Behind the Voices is a snapshot Q&A featuring the hosts and guests of MHPN’s Book Club podcast series.
The rules of engagement are simple: MHPN asks four questions, and our hosts and guests provide their answers. What’s the point? To get a sense of the voices behind each episode … How they think, what they’re currently reading, what they’ve learnt through or since their initial conversation, and what book they’d want to discuss next on Book Club.
Read on to hear from Dr Rick Yeatman and Dr Paul Cammell of MHPN’s podcast Book Club episode: Reflections on Psychotherapy from Jerome D. Frank’s ‘Persuasion and Healing’.
The Book Club podcast series essentially is a conversation between two mental health practitioners.
Can you identify and describe a moment or comment during your conversation that sparked a new perspective on Persuasion and Healing and / or the broader topic of psychotherapy?
RICK YEATMAN: I think the most interesting part of the discussion revolved around how a mental health professional should approach their own learning about psychotherapeutic techniques. The discussion about hermeneutics and the interpretation of another person’s problems also provided food for thought.
PAUL CAMMELL: Rick said the book was influential in making him appreciate the common factors and universal value of psychotherapy, but he also felt a bit suspicious of the zeal and orthodoxy of psychotherapy schools. It made me think again, about what being eclectic or integrative means, when being a psychotherapist.
If Jerome Frank, the author of Persuasion and Healing was alive and here with you now, what would you like to say to him or possibly ask?
And… if Frank were to listen to your episode, how do you think he would respond?
RICK YEATMAN: I would ask Frank about how he would structure psychotherapy training for new mental health students. I think he would have probably enjoyed our discussion, but may have pestered us with questions about what has happened in the field since his musings (he died in 2005).
PAUL CAMMELL: [I’d ask Frank]… “how would [you] relate [your] ideas from previous editions of the book to the contemporary climate of psychiatric and psychotherapeutic practice?” I’m sure, like any author, he’d be chuffed that his work is still engaged with and is influencing contemporary clinicians!
To give our readers a sense of the person behind the voice of Book Club, can you tell us what you last read for pleasure and / or what you last read for work, and sum each up in three words?
RICK YEATMAN: Truganini- by Cassandra Pybus.
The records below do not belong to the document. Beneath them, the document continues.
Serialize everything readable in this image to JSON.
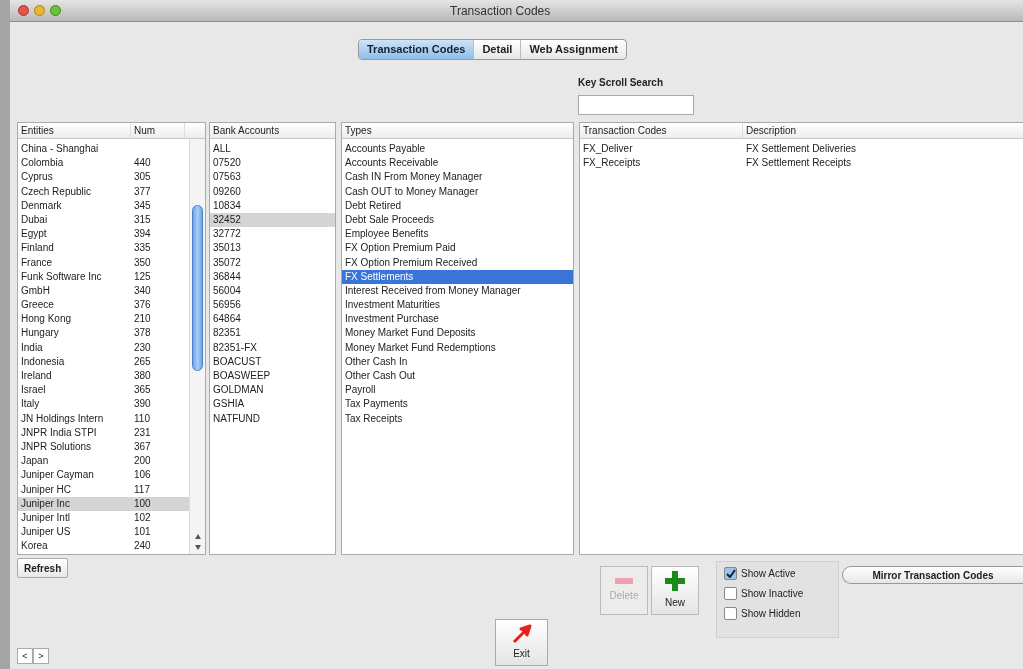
{
  "window": {
    "title": "Transaction Codes"
  },
  "tabs": [
    {
      "label": "Transaction Codes",
      "selected": true
    },
    {
      "label": "Detail",
      "selected": false
    },
    {
      "label": "Web Assignment",
      "selected": false
    }
  ],
  "search": {
    "label": "Key Scroll Search"
  },
  "entities": {
    "columns": [
      "Entities",
      "Num"
    ],
    "rows": [
      {
        "name": "China - Shanghai",
        "num": "",
        "selected": false
      },
      {
        "name": "Colombia",
        "num": "440",
        "selected": false
      },
      {
        "name": "Cyprus",
        "num": "305",
        "selected": false
      },
      {
        "name": "Czech Republic",
        "num": "377",
        "selected": false
      },
      {
        "name": "Denmark",
        "num": "345",
        "selected": false
      },
      {
        "name": "Dubai",
        "num": "315",
        "selected": false
      },
      {
        "name": "Egypt",
        "num": "394",
        "selected": false
      },
      {
        "name": "Finland",
        "num": "335",
        "selected": false
      },
      {
        "name": "France",
        "num": "350",
        "selected": false
      },
      {
        "name": "Funk Software Inc",
        "num": "125",
        "selected": false
      },
      {
        "name": "GmbH",
        "num": "340",
        "selected": false
      },
      {
        "name": "Greece",
        "num": "376",
        "selected": false
      },
      {
        "name": "Hong Kong",
        "num": "210",
        "selected": false
      },
      {
        "name": "Hungary",
        "num": "378",
        "selected": false
      },
      {
        "name": "India",
        "num": "230",
        "selected": false
      },
      {
        "name": "Indonesia",
        "num": "265",
        "selected": false
      },
      {
        "name": "Ireland",
        "num": "380",
        "selected": false
      },
      {
        "name": "Israel",
        "num": "365",
        "selected": false
      },
      {
        "name": "Italy",
        "num": "390",
        "selected": false
      },
      {
        "name": "JN Holdings Intern",
        "num": "110",
        "selected": false
      },
      {
        "name": "JNPR India STPI",
        "num": "231",
        "selected": false
      },
      {
        "name": "JNPR Solutions",
        "num": "367",
        "selected": false
      },
      {
        "name": "Japan",
        "num": "200",
        "selected": false
      },
      {
        "name": "Juniper Cayman",
        "num": "106",
        "selected": false
      },
      {
        "name": "Juniper HC",
        "num": "117",
        "selected": false
      },
      {
        "name": "Juniper Inc",
        "num": "100",
        "selected": true
      },
      {
        "name": "Juniper Intl",
        "num": "102",
        "selected": false
      },
      {
        "name": "Juniper US",
        "num": "101",
        "selected": false
      },
      {
        "name": "Korea",
        "num": "240",
        "selected": false
      }
    ]
  },
  "bank_accounts": {
    "column": "Bank Accounts",
    "rows": [
      {
        "label": "ALL",
        "selected": false
      },
      {
        "label": "07520",
        "selected": false
      },
      {
        "label": "07563",
        "selected": false
      },
      {
        "label": "09260",
        "selected": false
      },
      {
        "label": "10834",
        "selected": false
      },
      {
        "label": "32452",
        "selected": true
      },
      {
        "label": "32772",
        "selected": false
      },
      {
        "label": "35013",
        "selected": false
      },
      {
        "label": "35072",
        "selected": false
      },
      {
        "label": "36844",
        "selected": false
      },
      {
        "label": "56004",
        "selected": false
      },
      {
        "label": "56956",
        "selected": false
      },
      {
        "label": "64864",
        "selected": false
      },
      {
        "label": "82351",
        "selected": false
      },
      {
        "label": "82351-FX",
        "selected": false
      },
      {
        "label": "BOACUST",
        "selected": false
      },
      {
        "label": "BOASWEEP",
        "selected": false
      },
      {
        "label": "GOLDMAN",
        "selected": false
      },
      {
        "label": "GSHIA",
        "selected": false
      },
      {
        "label": "NATFUND",
        "selected": false
      }
    ]
  },
  "types": {
    "column": "Types",
    "rows": [
      {
        "label": "Accounts Payable",
        "selected": false
      },
      {
        "label": "Accounts Receivable",
        "selected": false
      },
      {
        "label": "Cash IN From Money Manager",
        "selected": false
      },
      {
        "label": "Cash OUT to Money Manager",
        "selected": false
      },
      {
        "label": "Debt Retired",
        "selected": false
      },
      {
        "label": "Debt Sale Proceeds",
        "selected": false
      },
      {
        "label": "Employee Benefits",
        "selected": false
      },
      {
        "label": "FX Option Premium Paid",
        "selected": false
      },
      {
        "label": "FX Option Premium Received",
        "selected": false
      },
      {
        "label": "FX Settlements",
        "selected": true
      },
      {
        "label": "Interest Received from Money Manager",
        "selected": false
      },
      {
        "label": "Investment Maturities",
        "selected": false
      },
      {
        "label": "Investment Purchase",
        "selected": false
      },
      {
        "label": "Money Market Fund Deposits",
        "selected": false
      },
      {
        "label": "Money Market Fund Redemptions",
        "selected": false
      },
      {
        "label": "Other Cash In",
        "selected": false
      },
      {
        "label": "Other Cash Out",
        "selected": false
      },
      {
        "label": "Payroll",
        "selected": false
      },
      {
        "label": "Tax Payments",
        "selected": false
      },
      {
        "label": "Tax Receipts",
        "selected": false
      }
    ]
  },
  "codes": {
    "columns": [
      "Transaction Codes",
      "Description"
    ],
    "rows": [
      {
        "code": "FX_Deliver",
        "description": "FX Settlement Deliveries"
      },
      {
        "code": "FX_Receipts",
        "description": "FX Settlement Receipts"
      }
    ]
  },
  "refresh_button": "Refresh",
  "delete_button": {
    "label": "Delete",
    "disabled": true
  },
  "new_button": {
    "label": "New",
    "disabled": false
  },
  "filters": [
    {
      "label": "Show Active",
      "checked": true
    },
    {
      "label": "Show Inactive",
      "checked": false
    },
    {
      "label": "Show Hidden",
      "checked": false
    }
  ],
  "mirror_button": "Mirror Transaction Codes",
  "exit_button": "Exit",
  "nav": [
    "<",
    ">"
  ]
}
The strange ways humans behave, tragedy, Australia The Little Stranger- Sarah Waters. Wonderful writing, fear, unputdownable.
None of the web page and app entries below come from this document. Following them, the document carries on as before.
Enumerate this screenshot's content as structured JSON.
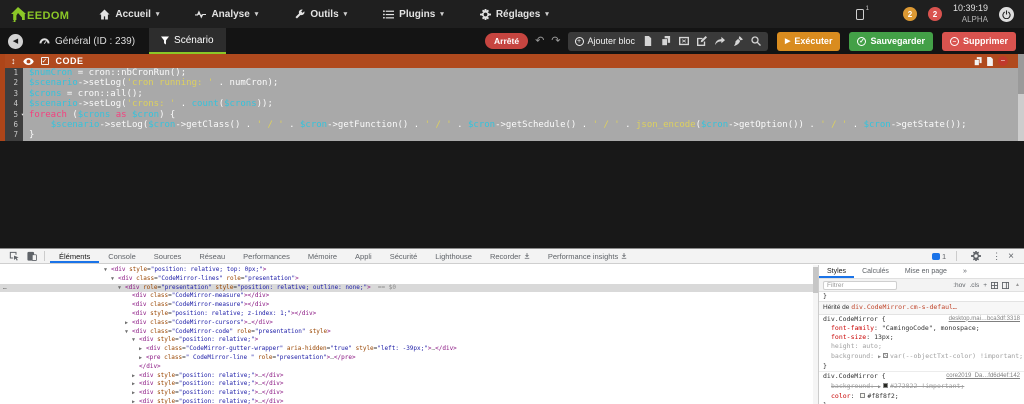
{
  "icons": {
    "caret": "▾",
    "play": "▶",
    "check": "✓",
    "minus": "–",
    "plus": "+",
    "undo": "↶",
    "redo": "↷",
    "back": "◀",
    "dots": "⋮",
    "close": "×",
    "up_arrow": "▲",
    "more": "»",
    "drag": "↕"
  },
  "topnav": {
    "brand_text": "EEDOM",
    "caret": "▾",
    "items": [
      {
        "label": "Accueil",
        "icon": "home-icon"
      },
      {
        "label": "Analyse",
        "icon": "pulse-icon"
      },
      {
        "label": "Outils",
        "icon": "wrench-icon"
      },
      {
        "label": "Plugins",
        "icon": "list-icon"
      },
      {
        "label": "Réglages",
        "icon": "gear-icon"
      }
    ],
    "mobile_indicator": "1",
    "warning_count": "2",
    "error_count": "2",
    "time": "10:39:19",
    "version": "ALPHA"
  },
  "subnav": {
    "general_tab": "Général (ID : 239)",
    "scenario_tab": "Scénario",
    "status_badge": "Arrêté",
    "add_block_label": "Ajouter bloc",
    "execute_label": "Exécuter",
    "save_label": "Sauvegarder",
    "delete_label": "Supprimer"
  },
  "code_block": {
    "title": "CODE",
    "fold_marker": "▾",
    "lines": [
      {
        "num": "1",
        "tokens": [
          [
            "v",
            "$numCron"
          ],
          [
            "p",
            " = cron::nbCronRun();"
          ]
        ]
      },
      {
        "num": "2",
        "tokens": [
          [
            "v",
            "$scenario"
          ],
          [
            "p",
            "->setLog("
          ],
          [
            "s",
            "'cron running: '"
          ],
          [
            "p",
            " . numCron);"
          ]
        ]
      },
      {
        "num": "3",
        "tokens": [
          [
            "v",
            "$crons"
          ],
          [
            "p",
            " = cron::all();"
          ]
        ]
      },
      {
        "num": "4",
        "tokens": [
          [
            "v",
            "$scenario"
          ],
          [
            "p",
            "->setLog("
          ],
          [
            "s",
            "'crons: '"
          ],
          [
            "p",
            " . "
          ],
          [
            "v",
            "count"
          ],
          [
            "p",
            "("
          ],
          [
            "v",
            "$crons"
          ],
          [
            "p",
            "));"
          ]
        ]
      },
      {
        "num": "5",
        "fold": true,
        "tokens": [
          [
            "k",
            "foreach"
          ],
          [
            "p",
            " ("
          ],
          [
            "v",
            "$crons"
          ],
          [
            "p",
            " "
          ],
          [
            "k",
            "as"
          ],
          [
            "p",
            " "
          ],
          [
            "v",
            "$cron"
          ],
          [
            "p",
            ") {"
          ]
        ]
      },
      {
        "num": "6",
        "tokens": [
          [
            "p",
            "    "
          ],
          [
            "v",
            "$scenario"
          ],
          [
            "p",
            "->setLog("
          ],
          [
            "v",
            "$cron"
          ],
          [
            "p",
            "->getClass() . "
          ],
          [
            "s",
            "' / '"
          ],
          [
            "p",
            " . "
          ],
          [
            "v",
            "$cron"
          ],
          [
            "p",
            "->getFunction() . "
          ],
          [
            "s",
            "' / '"
          ],
          [
            "p",
            " . "
          ],
          [
            "v",
            "$cron"
          ],
          [
            "p",
            "->getSchedule() . "
          ],
          [
            "s",
            "' / '"
          ],
          [
            "p",
            " . "
          ],
          [
            "s",
            "json_encode"
          ],
          [
            "p",
            "("
          ],
          [
            "v",
            "$cron"
          ],
          [
            "p",
            "->getOption()) . "
          ],
          [
            "s",
            "' / '"
          ],
          [
            "p",
            " . "
          ],
          [
            "v",
            "$cron"
          ],
          [
            "p",
            "->getState());"
          ]
        ]
      },
      {
        "num": "7",
        "tokens": [
          [
            "p",
            "}"
          ]
        ]
      }
    ]
  },
  "devtools": {
    "arrows": {
      "v": "▼",
      "r": "▶"
    },
    "tree_overflow": "…",
    "tabs": [
      {
        "label": "Éléments",
        "active": true
      },
      {
        "label": "Console"
      },
      {
        "label": "Sources"
      },
      {
        "label": "Réseau"
      },
      {
        "label": "Performances"
      },
      {
        "label": "Mémoire"
      },
      {
        "label": "Appli"
      },
      {
        "label": "Sécurité"
      },
      {
        "label": "Lighthouse"
      },
      {
        "label": "Recorder",
        "preview": true
      },
      {
        "label": "Performance insights",
        "preview": true
      }
    ],
    "issues_count": "1",
    "tree": [
      {
        "i": 0,
        "a": "v",
        "t": [
          [
            "pu",
            "<div "
          ],
          [
            "an",
            "style"
          ],
          [
            "dk",
            "="
          ],
          [
            "av",
            "\"position: relative; top: 0px;\""
          ],
          [
            "pu",
            ">"
          ]
        ]
      },
      {
        "i": 1,
        "a": "v",
        "t": [
          [
            "pu",
            "<div "
          ],
          [
            "an",
            "class"
          ],
          [
            "dk",
            "="
          ],
          [
            "av",
            "\"CodeMirror-lines\""
          ],
          [
            "dk",
            " "
          ],
          [
            "an",
            "role"
          ],
          [
            "dk",
            "="
          ],
          [
            "av",
            "\"presentation\""
          ],
          [
            "pu",
            ">"
          ]
        ]
      },
      {
        "i": 2,
        "a": "v",
        "sel": true,
        "t": [
          [
            "pu",
            "<div "
          ],
          [
            "an",
            "role"
          ],
          [
            "dk",
            "="
          ],
          [
            "av",
            "\"presentation\""
          ],
          [
            "dk",
            " "
          ],
          [
            "an",
            "style"
          ],
          [
            "dk",
            "="
          ],
          [
            "av",
            "\"position: relative; outline: none;\""
          ],
          [
            "pu",
            ">"
          ],
          [
            "gr",
            "  == $0"
          ]
        ]
      },
      {
        "i": 3,
        "t": [
          [
            "pu",
            "<div "
          ],
          [
            "an",
            "class"
          ],
          [
            "dk",
            "="
          ],
          [
            "av",
            "\"CodeMirror-measure\""
          ],
          [
            "pu",
            "></div>"
          ]
        ]
      },
      {
        "i": 3,
        "t": [
          [
            "pu",
            "<div "
          ],
          [
            "an",
            "class"
          ],
          [
            "dk",
            "="
          ],
          [
            "av",
            "\"CodeMirror-measure\""
          ],
          [
            "pu",
            "></div>"
          ]
        ]
      },
      {
        "i": 3,
        "t": [
          [
            "pu",
            "<div "
          ],
          [
            "an",
            "style"
          ],
          [
            "dk",
            "="
          ],
          [
            "av",
            "\"position: relative; z-index: 1;\""
          ],
          [
            "pu",
            "></div>"
          ]
        ]
      },
      {
        "i": 3,
        "a": "r",
        "t": [
          [
            "pu",
            "<div "
          ],
          [
            "an",
            "class"
          ],
          [
            "dk",
            "="
          ],
          [
            "av",
            "\"CodeMirror-cursors\""
          ],
          [
            "pu",
            ">"
          ],
          [
            "gr",
            "…"
          ],
          [
            "pu",
            "</div>"
          ]
        ]
      },
      {
        "i": 3,
        "a": "v",
        "t": [
          [
            "pu",
            "<div "
          ],
          [
            "an",
            "class"
          ],
          [
            "dk",
            "="
          ],
          [
            "av",
            "\"CodeMirror-code\""
          ],
          [
            "dk",
            " "
          ],
          [
            "an",
            "role"
          ],
          [
            "dk",
            "="
          ],
          [
            "av",
            "\"presentation\""
          ],
          [
            "dk",
            " "
          ],
          [
            "an",
            "style"
          ],
          [
            "pu",
            ">"
          ]
        ]
      },
      {
        "i": 4,
        "a": "v",
        "t": [
          [
            "pu",
            "<div "
          ],
          [
            "an",
            "style"
          ],
          [
            "dk",
            "="
          ],
          [
            "av",
            "\"position: relative;\""
          ],
          [
            "pu",
            ">"
          ]
        ]
      },
      {
        "i": 5,
        "a": "r",
        "t": [
          [
            "pu",
            "<div "
          ],
          [
            "an",
            "class"
          ],
          [
            "dk",
            "="
          ],
          [
            "av",
            "\"CodeMirror-gutter-wrapper\""
          ],
          [
            "dk",
            " "
          ],
          [
            "an",
            "aria-hidden"
          ],
          [
            "dk",
            "="
          ],
          [
            "av",
            "\"true\""
          ],
          [
            "dk",
            " "
          ],
          [
            "an",
            "style"
          ],
          [
            "dk",
            "="
          ],
          [
            "av",
            "\"left: -39px;\""
          ],
          [
            "pu",
            ">"
          ],
          [
            "gr",
            "…"
          ],
          [
            "pu",
            "</div>"
          ]
        ]
      },
      {
        "i": 5,
        "a": "r",
        "t": [
          [
            "pu",
            "<pre "
          ],
          [
            "an",
            "class"
          ],
          [
            "dk",
            "="
          ],
          [
            "av",
            "\" CodeMirror-line \""
          ],
          [
            "dk",
            " "
          ],
          [
            "an",
            "role"
          ],
          [
            "dk",
            "="
          ],
          [
            "av",
            "\"presentation\""
          ],
          [
            "pu",
            ">"
          ],
          [
            "gr",
            "…"
          ],
          [
            "pu",
            "</pre>"
          ]
        ]
      },
      {
        "i": 4,
        "t": [
          [
            "pu",
            "</div>"
          ]
        ]
      },
      {
        "i": 4,
        "a": "r",
        "t": [
          [
            "pu",
            "<div "
          ],
          [
            "an",
            "style"
          ],
          [
            "dk",
            "="
          ],
          [
            "av",
            "\"position: relative;\""
          ],
          [
            "pu",
            ">"
          ],
          [
            "gr",
            "…"
          ],
          [
            "pu",
            "</div>"
          ]
        ]
      },
      {
        "i": 4,
        "a": "r",
        "t": [
          [
            "pu",
            "<div "
          ],
          [
            "an",
            "style"
          ],
          [
            "dk",
            "="
          ],
          [
            "av",
            "\"position: relative;\""
          ],
          [
            "pu",
            ">"
          ],
          [
            "gr",
            "…"
          ],
          [
            "pu",
            "</div>"
          ]
        ]
      },
      {
        "i": 4,
        "a": "r",
        "t": [
          [
            "pu",
            "<div "
          ],
          [
            "an",
            "style"
          ],
          [
            "dk",
            "="
          ],
          [
            "av",
            "\"position: relative;\""
          ],
          [
            "pu",
            ">"
          ],
          [
            "gr",
            "…"
          ],
          [
            "pu",
            "</div>"
          ]
        ]
      },
      {
        "i": 4,
        "a": "r",
        "t": [
          [
            "pu",
            "<div "
          ],
          [
            "an",
            "style"
          ],
          [
            "dk",
            "="
          ],
          [
            "av",
            "\"position: relative;\""
          ],
          [
            "pu",
            ">"
          ],
          [
            "gr",
            "…"
          ],
          [
            "pu",
            "</div>"
          ]
        ]
      }
    ],
    "styles_pane": {
      "tabs": [
        {
          "label": "Styles",
          "active": true
        },
        {
          "label": "Calculés"
        },
        {
          "label": "Mise en page"
        },
        {
          "label": "»"
        }
      ],
      "filter_placeholder": "Filtrer",
      "toolbar_labels": [
        ":hov",
        ".cls",
        "+"
      ],
      "rows": [
        {
          "type": "close",
          "text": "}"
        },
        {
          "type": "inherited",
          "prefix": "Hérité de ",
          "selector": "div.CodeMirror.cm-s-defaul…"
        },
        {
          "type": "selector",
          "selector": "div.CodeMirror {",
          "link": "desktop.mai…bca3df:3318"
        },
        {
          "type": "prop",
          "name": "font-family",
          "value": "\"CamingoCode\", monospace;"
        },
        {
          "type": "prop",
          "name": "font-size",
          "value": "13px;"
        },
        {
          "type": "prop",
          "name": "height",
          "value": "auto;",
          "muted": true
        },
        {
          "type": "prop",
          "name": "background",
          "value": "var(--objectTxt-color) !important;",
          "muted": true,
          "arrow": true,
          "swatch": "checker"
        },
        {
          "type": "close",
          "text": "}"
        },
        {
          "type": "selector",
          "selector": "div.CodeMirror {",
          "link": "core2019_Da…fd6d4ef:142",
          "sep": true
        },
        {
          "type": "prop",
          "name": "background",
          "value": "#272822 !important;",
          "struck": true,
          "arrow": true,
          "swatch": "#272822"
        },
        {
          "type": "prop",
          "name": "color",
          "value": "#f8f8f2;",
          "swatch": "#f8f8f2"
        },
        {
          "type": "close",
          "text": "}"
        }
      ]
    }
  },
  "colors": {
    "accent_green": "#8bc727",
    "code_header_orange": "#b04a1e",
    "execute_orange": "#d98c1f",
    "save_green": "#43a047",
    "danger_red": "#d9534f",
    "devtools_blue": "#1a73e8",
    "monokai_bg": "#272822",
    "monokai_fg": "#f8f8f2"
  }
}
PAUL CAMMELL: For pleasure: “Double Blind” by Edward St Aubyn – a dark wit; and for work: “Persuasion and Healing” – still relevant for teaching.
If you had a chance to talk about another book / text of your choosing on Book Club, what would it be and why?
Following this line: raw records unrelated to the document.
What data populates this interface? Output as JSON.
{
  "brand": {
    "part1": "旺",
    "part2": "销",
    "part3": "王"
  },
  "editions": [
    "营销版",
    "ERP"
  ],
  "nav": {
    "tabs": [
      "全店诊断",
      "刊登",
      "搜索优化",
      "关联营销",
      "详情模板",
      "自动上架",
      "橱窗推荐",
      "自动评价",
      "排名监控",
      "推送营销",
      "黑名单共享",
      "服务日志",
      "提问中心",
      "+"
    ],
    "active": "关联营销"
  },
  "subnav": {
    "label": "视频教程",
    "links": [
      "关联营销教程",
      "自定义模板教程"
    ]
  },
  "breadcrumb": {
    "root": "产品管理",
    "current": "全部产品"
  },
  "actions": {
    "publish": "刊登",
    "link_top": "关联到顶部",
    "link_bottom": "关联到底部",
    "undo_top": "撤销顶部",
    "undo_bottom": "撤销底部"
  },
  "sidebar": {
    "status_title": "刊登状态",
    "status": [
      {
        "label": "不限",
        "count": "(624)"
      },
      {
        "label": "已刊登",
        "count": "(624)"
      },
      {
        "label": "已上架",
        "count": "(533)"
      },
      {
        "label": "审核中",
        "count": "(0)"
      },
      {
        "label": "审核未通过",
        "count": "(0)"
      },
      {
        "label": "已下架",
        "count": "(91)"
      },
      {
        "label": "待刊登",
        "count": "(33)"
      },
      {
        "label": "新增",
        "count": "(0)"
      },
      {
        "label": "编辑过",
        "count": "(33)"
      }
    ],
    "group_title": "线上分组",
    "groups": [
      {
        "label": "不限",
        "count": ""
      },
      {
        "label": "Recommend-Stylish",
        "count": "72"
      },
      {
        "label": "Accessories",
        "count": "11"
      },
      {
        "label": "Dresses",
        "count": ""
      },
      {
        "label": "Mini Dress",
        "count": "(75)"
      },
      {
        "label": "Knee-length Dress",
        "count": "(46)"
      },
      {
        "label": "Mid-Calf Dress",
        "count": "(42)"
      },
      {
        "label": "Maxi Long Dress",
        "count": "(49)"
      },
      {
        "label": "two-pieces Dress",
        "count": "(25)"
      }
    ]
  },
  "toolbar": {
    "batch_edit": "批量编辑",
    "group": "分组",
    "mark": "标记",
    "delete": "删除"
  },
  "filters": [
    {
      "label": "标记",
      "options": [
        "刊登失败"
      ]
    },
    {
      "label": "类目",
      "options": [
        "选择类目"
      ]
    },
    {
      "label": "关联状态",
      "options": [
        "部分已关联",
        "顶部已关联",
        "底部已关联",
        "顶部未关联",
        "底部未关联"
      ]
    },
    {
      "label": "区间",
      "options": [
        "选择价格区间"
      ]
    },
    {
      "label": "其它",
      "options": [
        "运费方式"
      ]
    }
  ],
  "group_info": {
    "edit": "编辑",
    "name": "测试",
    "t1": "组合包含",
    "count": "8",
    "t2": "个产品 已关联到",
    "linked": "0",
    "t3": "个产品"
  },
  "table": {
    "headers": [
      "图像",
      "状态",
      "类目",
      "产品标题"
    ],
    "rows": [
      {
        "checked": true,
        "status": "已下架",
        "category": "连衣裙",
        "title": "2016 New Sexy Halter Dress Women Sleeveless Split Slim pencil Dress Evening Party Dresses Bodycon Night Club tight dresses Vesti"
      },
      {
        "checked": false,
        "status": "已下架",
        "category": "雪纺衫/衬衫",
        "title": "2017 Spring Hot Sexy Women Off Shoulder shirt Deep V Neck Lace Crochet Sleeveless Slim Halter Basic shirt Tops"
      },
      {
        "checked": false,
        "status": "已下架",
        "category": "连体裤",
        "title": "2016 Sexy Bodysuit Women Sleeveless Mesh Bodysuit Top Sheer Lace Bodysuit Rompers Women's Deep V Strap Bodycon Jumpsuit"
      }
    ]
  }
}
RICK YEATMAN: An introduction to physical methods of treatment in psychiatry. 1964. Sargent and Slater. I believe it is essential to understand the past to avoid repeating errors in the future. This standard text-book of the time would be a shock to most readers. One wonders what those 2 generations ahead will think of current text-books pertaining to our field of interest.
PAUL CAMMELL: Our Necessary Shadow [by] Tom Burns, good for this audience and format.